SMSF Association head of technical Peter Hogan says given the operation of the CGT relief provisions and the potential to defer tax liability, the industry may see a shift in more SMSFs choosing to use tax effect accounting in the preparation of their accounts.
Mr Hogan said, in his experience, tax effect accounting is not universally adopted at the moment, with only a “50-50 split between those that use tax effect accounting and those that don’t”.
ATO assistant commissioner Kasey MacFarlane agreed that the CGT relief and the potential deferred capital gains may encourage some SMSF trustees to adopt tax effect accounting if they’re not already using it.
“In our observations, the use of tax effect accounting is not universal and that’s probably not surprising given that the accounting standards don’t prescribe the taxation accounting method that needs to be used by SMSFs. Similarly, the ATO doesn’t have any regulatory power or obligation to compel an SMSF to adopt particular accounting methodologies,” Ms MacFarlane said.
Regardless of the accounting method the SMSF is using, the key point around the CGT relief, is that “it is incumbent upon the trustee to maintain records in accordance with the usual CGT record keeping requirements about the particular assets which they have elected to apply CGT relief to, as well as the details of any applicable deferred gains,” she said.

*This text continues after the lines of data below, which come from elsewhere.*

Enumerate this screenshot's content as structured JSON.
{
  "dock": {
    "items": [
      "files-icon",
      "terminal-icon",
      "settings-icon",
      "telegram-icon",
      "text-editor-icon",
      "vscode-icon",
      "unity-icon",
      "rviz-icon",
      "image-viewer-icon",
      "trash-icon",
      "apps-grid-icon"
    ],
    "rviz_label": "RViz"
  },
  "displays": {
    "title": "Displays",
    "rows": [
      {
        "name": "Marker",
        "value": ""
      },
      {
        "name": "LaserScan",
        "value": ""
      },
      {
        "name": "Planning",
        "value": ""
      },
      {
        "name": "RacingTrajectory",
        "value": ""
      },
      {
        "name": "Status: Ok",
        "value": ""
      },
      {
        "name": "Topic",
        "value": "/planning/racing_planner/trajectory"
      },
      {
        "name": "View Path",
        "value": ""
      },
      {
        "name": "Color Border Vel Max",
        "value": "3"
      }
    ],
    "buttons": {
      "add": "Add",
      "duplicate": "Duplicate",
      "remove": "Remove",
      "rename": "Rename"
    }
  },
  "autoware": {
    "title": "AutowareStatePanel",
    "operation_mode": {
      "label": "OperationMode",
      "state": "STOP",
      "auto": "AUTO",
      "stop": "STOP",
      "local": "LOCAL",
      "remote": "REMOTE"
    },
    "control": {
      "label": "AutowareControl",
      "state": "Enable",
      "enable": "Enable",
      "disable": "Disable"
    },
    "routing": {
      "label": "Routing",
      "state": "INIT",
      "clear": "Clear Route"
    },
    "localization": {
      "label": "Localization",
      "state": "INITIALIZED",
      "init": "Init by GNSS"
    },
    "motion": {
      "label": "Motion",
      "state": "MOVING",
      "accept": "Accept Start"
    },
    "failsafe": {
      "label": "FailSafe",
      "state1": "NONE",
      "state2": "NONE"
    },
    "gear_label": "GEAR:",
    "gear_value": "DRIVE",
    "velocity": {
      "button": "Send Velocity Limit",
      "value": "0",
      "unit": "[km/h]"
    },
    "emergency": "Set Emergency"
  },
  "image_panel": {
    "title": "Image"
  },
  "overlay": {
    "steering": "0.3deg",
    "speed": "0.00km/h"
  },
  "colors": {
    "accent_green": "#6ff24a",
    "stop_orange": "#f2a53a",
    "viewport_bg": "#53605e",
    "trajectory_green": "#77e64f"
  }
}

“I think that’s really the critical point, that regardless of the accounting method for tax purposes, those records will need to be kept and that will be critical.”